Monday, 11 May 2009
Prints of Maori Portraits painted by Goldie, Lindauer - Should they be allowed by New Zealand Galleries?
Faced with the dwindling supply of prints of paintings by Charles Frederick Goldie we were talking in the office today about the problems publishers of prints are having with the publication of Maori portraits that are held in some major New Zealand public galleries.
For a long time paintings of Maori subjects have been reproduced as prints. Goldie himself did a handsigned print of "A Good Joke" in the 1920s (which now sell for around $1000 each on the rare occasion they come up at auction). However during a major Goldie exhibition at the Auckland Art Gallery in 1997 some Gallery staff became nervous about the use of Goldie's Maori portraits (on a large calender) after they were questioned about their right to do so by at least one descendant. Since then the idea of seeking permission from descendants of a [Maori] portrait's subject before a painting is reproduced has taken hold at at least two major New Zealand public art galleries. We have heard the term "moral copyright" being used to describe this new idea that if a print is being made of a painting with people in it there is an obligation to trace descendants of the subjects to ask their permission.
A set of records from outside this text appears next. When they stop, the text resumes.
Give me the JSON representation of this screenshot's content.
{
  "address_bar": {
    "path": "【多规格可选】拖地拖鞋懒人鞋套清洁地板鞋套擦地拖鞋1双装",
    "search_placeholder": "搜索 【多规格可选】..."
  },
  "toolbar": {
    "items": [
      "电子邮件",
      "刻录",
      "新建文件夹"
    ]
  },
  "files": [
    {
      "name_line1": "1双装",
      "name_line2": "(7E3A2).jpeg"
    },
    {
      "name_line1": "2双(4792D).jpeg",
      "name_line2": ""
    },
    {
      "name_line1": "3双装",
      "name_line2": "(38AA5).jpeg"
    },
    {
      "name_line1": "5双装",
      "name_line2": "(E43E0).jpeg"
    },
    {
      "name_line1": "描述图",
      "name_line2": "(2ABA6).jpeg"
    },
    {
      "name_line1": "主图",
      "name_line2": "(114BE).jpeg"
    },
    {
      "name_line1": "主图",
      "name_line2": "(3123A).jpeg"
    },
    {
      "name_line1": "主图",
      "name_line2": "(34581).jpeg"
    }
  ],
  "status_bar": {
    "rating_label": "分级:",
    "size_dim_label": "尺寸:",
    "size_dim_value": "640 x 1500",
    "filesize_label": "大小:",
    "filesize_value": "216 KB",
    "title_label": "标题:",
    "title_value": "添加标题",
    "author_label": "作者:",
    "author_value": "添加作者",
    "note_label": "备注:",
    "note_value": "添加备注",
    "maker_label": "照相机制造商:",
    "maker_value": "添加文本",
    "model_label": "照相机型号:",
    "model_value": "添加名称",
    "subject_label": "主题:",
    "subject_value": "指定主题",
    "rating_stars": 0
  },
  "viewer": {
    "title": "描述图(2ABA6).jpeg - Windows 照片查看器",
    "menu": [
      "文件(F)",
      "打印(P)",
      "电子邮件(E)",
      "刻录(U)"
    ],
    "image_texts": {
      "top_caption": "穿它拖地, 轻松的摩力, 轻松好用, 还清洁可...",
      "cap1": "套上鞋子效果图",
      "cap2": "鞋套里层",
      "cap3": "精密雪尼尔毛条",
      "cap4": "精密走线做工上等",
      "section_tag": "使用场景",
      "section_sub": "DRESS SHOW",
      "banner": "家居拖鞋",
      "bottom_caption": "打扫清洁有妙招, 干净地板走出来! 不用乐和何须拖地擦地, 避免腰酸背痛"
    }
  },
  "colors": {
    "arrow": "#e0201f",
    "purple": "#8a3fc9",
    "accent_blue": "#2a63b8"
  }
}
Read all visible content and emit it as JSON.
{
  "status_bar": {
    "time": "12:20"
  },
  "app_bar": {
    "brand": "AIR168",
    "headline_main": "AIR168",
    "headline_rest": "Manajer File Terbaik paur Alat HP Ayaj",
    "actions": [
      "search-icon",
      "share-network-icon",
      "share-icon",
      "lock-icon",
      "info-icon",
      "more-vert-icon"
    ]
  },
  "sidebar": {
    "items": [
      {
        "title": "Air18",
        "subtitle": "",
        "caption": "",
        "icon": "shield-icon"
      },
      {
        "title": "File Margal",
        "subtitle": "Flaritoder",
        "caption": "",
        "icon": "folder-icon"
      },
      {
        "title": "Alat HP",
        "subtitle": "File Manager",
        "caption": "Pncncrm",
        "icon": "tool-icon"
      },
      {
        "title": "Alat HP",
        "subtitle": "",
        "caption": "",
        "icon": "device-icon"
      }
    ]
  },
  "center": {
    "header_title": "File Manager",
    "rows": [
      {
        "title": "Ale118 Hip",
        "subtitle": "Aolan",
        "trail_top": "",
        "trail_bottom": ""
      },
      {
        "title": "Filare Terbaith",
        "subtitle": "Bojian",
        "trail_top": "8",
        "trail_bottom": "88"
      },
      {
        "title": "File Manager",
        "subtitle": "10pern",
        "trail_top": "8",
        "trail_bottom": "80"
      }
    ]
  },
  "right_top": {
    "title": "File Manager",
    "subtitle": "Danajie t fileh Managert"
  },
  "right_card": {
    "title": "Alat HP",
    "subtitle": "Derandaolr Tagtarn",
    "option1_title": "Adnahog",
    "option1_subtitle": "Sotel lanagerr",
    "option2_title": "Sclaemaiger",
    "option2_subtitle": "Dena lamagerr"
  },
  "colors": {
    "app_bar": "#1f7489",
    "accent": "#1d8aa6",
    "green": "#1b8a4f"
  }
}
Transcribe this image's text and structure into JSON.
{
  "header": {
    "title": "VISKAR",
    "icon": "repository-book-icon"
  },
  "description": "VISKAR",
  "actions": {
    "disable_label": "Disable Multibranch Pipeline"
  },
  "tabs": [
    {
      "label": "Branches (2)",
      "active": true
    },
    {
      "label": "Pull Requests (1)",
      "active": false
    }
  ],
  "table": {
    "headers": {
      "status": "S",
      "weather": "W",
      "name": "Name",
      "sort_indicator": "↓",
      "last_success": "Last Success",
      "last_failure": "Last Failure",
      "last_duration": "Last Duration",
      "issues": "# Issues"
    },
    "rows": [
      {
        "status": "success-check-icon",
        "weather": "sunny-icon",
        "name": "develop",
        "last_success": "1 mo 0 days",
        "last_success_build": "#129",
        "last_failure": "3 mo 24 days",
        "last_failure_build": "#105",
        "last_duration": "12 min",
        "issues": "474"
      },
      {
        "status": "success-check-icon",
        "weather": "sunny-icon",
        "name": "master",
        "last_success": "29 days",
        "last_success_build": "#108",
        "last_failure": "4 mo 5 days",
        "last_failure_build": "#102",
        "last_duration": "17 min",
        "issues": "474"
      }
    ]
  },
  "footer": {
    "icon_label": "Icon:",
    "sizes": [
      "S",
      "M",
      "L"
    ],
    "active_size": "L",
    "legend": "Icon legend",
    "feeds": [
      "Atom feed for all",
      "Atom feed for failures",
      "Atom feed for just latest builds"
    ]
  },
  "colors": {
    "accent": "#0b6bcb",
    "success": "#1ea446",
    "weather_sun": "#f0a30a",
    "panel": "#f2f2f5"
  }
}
Because we stock all Maori portraits available as prints we have descendants of Goldie (and Lindauer) subjects emailing or calling on at least a weekly basis who want to purchase prints of their ancestors that are not currently in print. Print publishers are facing a gallery policy that is inventing a new form of copyright that is not recognised outside of a couple of institutions in New Zealand. We would love to hear views from all sides of the debate about the publication of prints of Maori Portraits - please add your comment to the discussion below.